by Jeni Bone
A world-first, comprehensive look at all Australia's fish stocks has found that almost 90 per cent of them are sustainable.
Australia’s fisheries are sustainable
More than 80 fisheries scientists from around the country contributed to the Status of Key Australian Fish Stocks report, which was launched in Mackay, Queensland last week.
In addition to assessing the status of the species, the Status of key Australian fish stocks reports provide key statistics and main features of the fisheries that target each species, the effects of fishing on the marine environment and environmental effects on fish stocks.
But the report also shows areas where improvement is needed, including where fish stocks are declining or are already overfished.
The Status of key Australian fish stocks reports aims to be 'a scientifically robust, simple tool to inform fishers, seafood consumers, managers, policy makers and the broader community, and allow ready comparisons between the status of the key wild-caught fish stocks around Australia'.
The results are meant to shed light on 'fisheries management, food security and setting aside parts of our marine environment for fishing and aquaculture activities'.
Forty-nine species chapters are presented, providing short summaries, based on scientific assessments, of stock status of species or species complexes. The species in these initial reports were selected on the basis of their contribution to Australian fisheries, in terms of both value and quantity of catch.
The report states: 'Fish are a valuable, limited, but renewable resource, which we must carefully manage for the benefit of all Australians, both present and future generations. Fish are not only a healthy and globally important food source, but also play an integral role in the fabric of our society, providing cultural and recreational opportunities for many.
'In recent years, the Australian community has become increasingly aware of the need to conserve our natural aquatic resources (ocean, estuary, river, wetland and other aquatic habitats) and to maintain biological diversity in ecosystems that support fisheries and aquaculture.'
It continues: 'We must remember that fish play an important role in Australia’s primary production landscape. For some time, Australians have recognised the need to manage our fish resources wisely, and Australia is a world leader in contemporary fisheries management. Australia also recognises the growing significance of food security as a global issue, and seafood production has a critical and increasing role to play.
'Just as we have allocated areas of land for farming, we must set aside parts of our marine environment for fishing and aquaculture activities. These areas and their resources must be managed for ecologically sustainable food production.'

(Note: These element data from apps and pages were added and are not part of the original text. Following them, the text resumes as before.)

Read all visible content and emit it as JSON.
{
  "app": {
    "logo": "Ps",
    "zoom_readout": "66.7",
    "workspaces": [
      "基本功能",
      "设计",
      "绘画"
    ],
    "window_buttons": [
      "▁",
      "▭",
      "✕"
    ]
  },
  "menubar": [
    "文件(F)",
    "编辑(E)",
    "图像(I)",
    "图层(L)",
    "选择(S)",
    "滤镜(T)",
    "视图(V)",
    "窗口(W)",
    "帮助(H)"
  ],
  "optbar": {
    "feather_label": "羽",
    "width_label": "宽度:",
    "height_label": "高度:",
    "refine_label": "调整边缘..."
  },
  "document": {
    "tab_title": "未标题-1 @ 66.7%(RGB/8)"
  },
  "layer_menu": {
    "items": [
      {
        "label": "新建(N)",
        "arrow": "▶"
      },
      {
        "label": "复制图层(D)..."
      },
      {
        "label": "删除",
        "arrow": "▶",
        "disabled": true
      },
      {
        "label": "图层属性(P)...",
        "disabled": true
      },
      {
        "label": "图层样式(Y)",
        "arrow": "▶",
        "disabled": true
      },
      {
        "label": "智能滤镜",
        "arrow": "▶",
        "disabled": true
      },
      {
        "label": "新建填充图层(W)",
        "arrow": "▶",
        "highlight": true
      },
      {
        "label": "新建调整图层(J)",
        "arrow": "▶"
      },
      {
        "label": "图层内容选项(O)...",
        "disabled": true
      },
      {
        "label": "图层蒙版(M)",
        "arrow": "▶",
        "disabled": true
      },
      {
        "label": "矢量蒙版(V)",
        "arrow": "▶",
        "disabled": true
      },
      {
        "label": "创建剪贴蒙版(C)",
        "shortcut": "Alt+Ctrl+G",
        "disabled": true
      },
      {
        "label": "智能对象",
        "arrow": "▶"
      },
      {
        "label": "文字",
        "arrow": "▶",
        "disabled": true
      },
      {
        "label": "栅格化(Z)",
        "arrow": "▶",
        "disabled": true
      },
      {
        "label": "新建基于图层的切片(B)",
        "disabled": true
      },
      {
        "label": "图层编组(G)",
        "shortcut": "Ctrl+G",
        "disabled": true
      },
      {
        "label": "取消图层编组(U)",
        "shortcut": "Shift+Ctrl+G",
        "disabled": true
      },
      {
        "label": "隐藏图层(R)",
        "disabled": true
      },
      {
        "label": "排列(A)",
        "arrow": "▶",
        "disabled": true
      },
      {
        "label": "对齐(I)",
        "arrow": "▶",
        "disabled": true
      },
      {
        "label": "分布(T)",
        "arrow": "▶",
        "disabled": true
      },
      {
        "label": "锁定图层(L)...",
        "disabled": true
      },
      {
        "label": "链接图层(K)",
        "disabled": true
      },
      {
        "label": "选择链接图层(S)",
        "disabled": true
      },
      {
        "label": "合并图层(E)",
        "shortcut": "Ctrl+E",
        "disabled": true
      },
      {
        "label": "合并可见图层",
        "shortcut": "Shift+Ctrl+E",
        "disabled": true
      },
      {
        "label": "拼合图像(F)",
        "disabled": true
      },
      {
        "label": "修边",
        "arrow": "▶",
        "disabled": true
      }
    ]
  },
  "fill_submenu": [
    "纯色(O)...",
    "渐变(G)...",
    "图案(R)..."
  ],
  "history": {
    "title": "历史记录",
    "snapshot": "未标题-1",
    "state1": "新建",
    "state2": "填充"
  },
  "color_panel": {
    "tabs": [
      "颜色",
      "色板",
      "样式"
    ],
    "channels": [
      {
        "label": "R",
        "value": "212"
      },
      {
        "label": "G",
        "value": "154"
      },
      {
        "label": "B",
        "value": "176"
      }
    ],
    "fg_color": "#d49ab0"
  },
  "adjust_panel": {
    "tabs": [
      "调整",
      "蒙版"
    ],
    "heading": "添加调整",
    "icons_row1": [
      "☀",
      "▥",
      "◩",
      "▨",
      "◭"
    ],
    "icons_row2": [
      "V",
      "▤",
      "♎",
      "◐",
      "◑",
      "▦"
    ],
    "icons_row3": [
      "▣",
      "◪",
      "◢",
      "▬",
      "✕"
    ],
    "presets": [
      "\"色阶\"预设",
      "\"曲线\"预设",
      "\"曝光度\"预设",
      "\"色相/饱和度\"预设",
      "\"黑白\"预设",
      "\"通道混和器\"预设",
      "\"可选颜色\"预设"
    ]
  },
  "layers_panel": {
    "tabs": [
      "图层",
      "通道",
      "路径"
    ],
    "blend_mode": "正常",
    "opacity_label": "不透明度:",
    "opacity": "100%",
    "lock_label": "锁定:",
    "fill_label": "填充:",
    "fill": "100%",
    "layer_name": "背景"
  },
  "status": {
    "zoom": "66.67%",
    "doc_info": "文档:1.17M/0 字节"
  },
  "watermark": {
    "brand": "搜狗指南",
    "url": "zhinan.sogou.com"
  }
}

The report was prepared by the Australian Bureau of Agricultural and Resource Economics and Sciences, in collaboration with government fishery research agencies in all Australian jurisdictions with marine fisheries. Over 80 researchers contributed to this first edition.
The report illustrates the range of bycatch reduction devices that have been implemented in Australian fisheries to allow non-target species and other marine animals to escape from fishing gear without being brought on board.
Turtle excluder devices are compulsory in all Australian tropical prawn fisheries as an escape hatch for turtles and other species, such as sharks and rays; they also help to remove unwanted debris. If turtles cannot escape from a trawl net, they cannot reach the surface to breathe and may drown.
Turtle excluder devices are made of a metal grid across the codend of the net, which forces turtles and other large objects out of the net while allowing prawns and other target species to be captured.
More at http://www.fish.gov.au/Pages/SAFS_Report.aspx